I am resigning because I have tried and failed to reconcile my conscience with my ability to represent the current U.S. Administration. I have confidence that our democratic process is ultimately self-correcting, and hope that in a small way I can contribute from outside to shaping policies that better serve the security and prosperity of the American people and the world we share.

Conservative Newspapers on 2/15 Protests

(As noted on the afternoon of February 16)

Canada's National Post: "Millions say 'No' to war. Cities around the world overrun in biggest protest in history"

Barricade, antiwar demonstration, New York City, 2/15/03

Orlando Sentinel: "Millions Protest War" (mainly a summary of wire services)

Cleveland Plain Dealer: No coverage on home page. AP story, "Demonstrators around the World March against War with Iraq," runs below headlines about the weather and a Bloodmobile.

Arkansas Democrat Gazette: No coverage on home page

Las Vegas Review Journal: No coverage on home page, but you can read about a stock car race being delayed by twenty minutes due to weather.

Indianapolis Star: "Weather Fails to Dampen Spirits at Rally" linked from home page. The lede, "Hearty Hoosiers, about 450 of them, braved snow, sleet and horizontal hail Saturday to join in spirit with millions of people around the world protesting an impending war with Iraq," is the only mention of protests outside Indianapolis.

Oklahoma City Daily Oklahoman links to an AP story, "Iraq Hails Rallies; U.S. Works in Turkey." Lede: "Iraq on Sunday took heart from the global outpouring of opposition to the U.S. threat of attack, saying anti-war demonstrations in dozens of countries signaled an Iraqi victory and "the defeat and isolation of America." No other coverage.

Manchester Union Leader: An A.P. story, "Anti-war protesters gather near United Nations in NYC," is linked near top of home page. The story also summarizes protests elsewhere.

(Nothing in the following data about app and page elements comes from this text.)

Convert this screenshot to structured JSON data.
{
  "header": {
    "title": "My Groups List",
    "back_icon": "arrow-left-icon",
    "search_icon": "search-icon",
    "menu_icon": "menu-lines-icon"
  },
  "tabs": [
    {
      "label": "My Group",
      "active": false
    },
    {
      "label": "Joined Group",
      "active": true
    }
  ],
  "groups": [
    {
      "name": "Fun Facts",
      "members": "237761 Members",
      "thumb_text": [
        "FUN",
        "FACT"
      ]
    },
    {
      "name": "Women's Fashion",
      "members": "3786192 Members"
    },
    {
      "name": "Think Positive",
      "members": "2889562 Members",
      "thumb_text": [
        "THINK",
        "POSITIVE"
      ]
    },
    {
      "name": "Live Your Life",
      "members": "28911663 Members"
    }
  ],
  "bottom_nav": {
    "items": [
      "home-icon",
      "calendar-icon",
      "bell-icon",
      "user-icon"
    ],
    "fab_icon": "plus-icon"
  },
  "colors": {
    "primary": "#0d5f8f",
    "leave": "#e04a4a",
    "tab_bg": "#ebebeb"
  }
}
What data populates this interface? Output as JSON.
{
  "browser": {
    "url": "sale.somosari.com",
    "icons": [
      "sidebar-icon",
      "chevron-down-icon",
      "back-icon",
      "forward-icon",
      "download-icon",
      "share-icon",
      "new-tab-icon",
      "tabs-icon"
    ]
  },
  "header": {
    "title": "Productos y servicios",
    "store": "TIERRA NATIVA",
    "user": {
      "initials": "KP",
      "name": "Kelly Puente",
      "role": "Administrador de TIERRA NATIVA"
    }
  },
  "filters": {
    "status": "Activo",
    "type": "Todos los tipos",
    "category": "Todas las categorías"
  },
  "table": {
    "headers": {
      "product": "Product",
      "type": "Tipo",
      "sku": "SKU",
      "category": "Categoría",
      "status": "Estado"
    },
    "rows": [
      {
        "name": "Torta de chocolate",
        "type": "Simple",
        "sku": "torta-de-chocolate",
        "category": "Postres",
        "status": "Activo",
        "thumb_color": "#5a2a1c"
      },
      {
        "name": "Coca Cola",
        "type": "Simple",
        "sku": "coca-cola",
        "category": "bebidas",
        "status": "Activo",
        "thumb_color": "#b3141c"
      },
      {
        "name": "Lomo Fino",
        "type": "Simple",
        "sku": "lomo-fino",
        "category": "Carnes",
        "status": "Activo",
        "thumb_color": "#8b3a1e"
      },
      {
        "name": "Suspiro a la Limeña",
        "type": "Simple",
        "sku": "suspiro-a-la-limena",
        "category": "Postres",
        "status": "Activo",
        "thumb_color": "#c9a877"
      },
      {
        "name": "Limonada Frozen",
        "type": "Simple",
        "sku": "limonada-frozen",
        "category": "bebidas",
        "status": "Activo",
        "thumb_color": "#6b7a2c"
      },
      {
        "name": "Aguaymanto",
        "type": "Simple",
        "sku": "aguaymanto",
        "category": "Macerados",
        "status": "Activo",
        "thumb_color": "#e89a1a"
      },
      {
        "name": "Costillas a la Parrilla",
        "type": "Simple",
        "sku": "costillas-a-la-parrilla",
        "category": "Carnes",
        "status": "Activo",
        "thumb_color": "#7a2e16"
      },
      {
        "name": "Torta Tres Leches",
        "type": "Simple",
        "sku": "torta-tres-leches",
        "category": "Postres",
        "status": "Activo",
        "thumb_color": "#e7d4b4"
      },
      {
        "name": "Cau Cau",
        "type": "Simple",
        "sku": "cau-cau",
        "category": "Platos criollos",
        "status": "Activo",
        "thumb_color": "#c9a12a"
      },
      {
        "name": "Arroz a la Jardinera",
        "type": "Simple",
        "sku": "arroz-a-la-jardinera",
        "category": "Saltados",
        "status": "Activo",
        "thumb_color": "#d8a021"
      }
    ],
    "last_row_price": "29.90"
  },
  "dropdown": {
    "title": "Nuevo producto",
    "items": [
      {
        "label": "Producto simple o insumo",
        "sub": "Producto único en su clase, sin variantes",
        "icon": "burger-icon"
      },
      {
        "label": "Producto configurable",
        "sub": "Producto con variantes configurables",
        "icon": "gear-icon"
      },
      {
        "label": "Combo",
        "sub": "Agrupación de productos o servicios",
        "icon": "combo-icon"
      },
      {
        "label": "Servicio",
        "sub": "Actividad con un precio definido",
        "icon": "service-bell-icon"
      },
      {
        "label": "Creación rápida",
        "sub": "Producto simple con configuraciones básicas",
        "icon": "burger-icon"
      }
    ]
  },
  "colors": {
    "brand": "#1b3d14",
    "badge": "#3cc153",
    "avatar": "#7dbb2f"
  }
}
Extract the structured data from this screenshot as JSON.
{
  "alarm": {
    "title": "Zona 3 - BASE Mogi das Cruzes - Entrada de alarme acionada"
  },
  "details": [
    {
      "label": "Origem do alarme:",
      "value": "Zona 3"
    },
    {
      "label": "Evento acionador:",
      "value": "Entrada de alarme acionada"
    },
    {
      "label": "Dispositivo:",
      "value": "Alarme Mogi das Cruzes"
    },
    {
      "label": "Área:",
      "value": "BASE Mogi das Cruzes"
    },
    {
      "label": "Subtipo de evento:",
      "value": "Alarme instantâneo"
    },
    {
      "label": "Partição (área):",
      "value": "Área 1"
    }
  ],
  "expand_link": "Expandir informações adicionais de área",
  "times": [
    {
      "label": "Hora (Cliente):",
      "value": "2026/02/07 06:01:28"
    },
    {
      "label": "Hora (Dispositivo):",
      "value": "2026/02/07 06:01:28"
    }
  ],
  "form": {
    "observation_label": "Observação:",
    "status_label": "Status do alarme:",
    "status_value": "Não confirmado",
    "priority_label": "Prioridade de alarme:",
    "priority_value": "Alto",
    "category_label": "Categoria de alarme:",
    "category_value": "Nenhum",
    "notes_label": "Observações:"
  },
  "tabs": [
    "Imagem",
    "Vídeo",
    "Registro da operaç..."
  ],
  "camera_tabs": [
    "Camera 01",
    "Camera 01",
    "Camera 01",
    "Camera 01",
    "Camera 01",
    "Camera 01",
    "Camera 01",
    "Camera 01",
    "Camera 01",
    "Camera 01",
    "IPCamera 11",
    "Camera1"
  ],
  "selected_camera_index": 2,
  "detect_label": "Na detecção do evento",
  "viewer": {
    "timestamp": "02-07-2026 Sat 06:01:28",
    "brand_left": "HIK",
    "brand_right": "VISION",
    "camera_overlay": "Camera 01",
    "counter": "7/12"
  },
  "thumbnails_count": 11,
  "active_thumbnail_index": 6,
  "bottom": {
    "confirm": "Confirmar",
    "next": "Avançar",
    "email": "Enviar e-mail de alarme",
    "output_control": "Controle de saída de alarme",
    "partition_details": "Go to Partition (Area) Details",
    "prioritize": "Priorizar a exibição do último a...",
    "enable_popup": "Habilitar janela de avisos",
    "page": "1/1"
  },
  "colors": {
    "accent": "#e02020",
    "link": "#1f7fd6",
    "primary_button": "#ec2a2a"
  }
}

New York Post: "When Doves Cry: Dozens Busted in Anti-War Protests" linked at top of home page. Despite the headline, the article is actually a fairly balanced account of the New York protest. Beyond its mention that "It was one of many rallies around the world yesterday. More than a million people came out in Rome and London to protest the impending war in Iraq," no coverage of demonstrations elsewhere is offered.

Washington Times: Link to "Protests for Peace" near top of home page. The long article has a brief summary of demonstrations in the United States, but no mention of protests elsewhere apart from a single sentence noting that "Anti-war protests yesterday occurred in 300 cities worldwide, including 78 cities in Europe." Longer coverage of how protests were organized, and about the participation of "anti-war conservatives."

Orange County Register: Home page links to AP story, "Europe's Cities Send a Message," summarizing European protests (and featuring high-end participation figures for the most part). A "Related Stories" link from this article points to "O.C.'s biggest anti-war protest draws 2,000," which also covers other U.S. protests briefly -- and with much attention to counterprotests ("about 1,000 in Manhattan and a handful in Orange," as well as "some 200 war supporters" in Wausau, Wisconsin). Antiwar attendance estimates for New York appear later in the article, not at all for Wausau.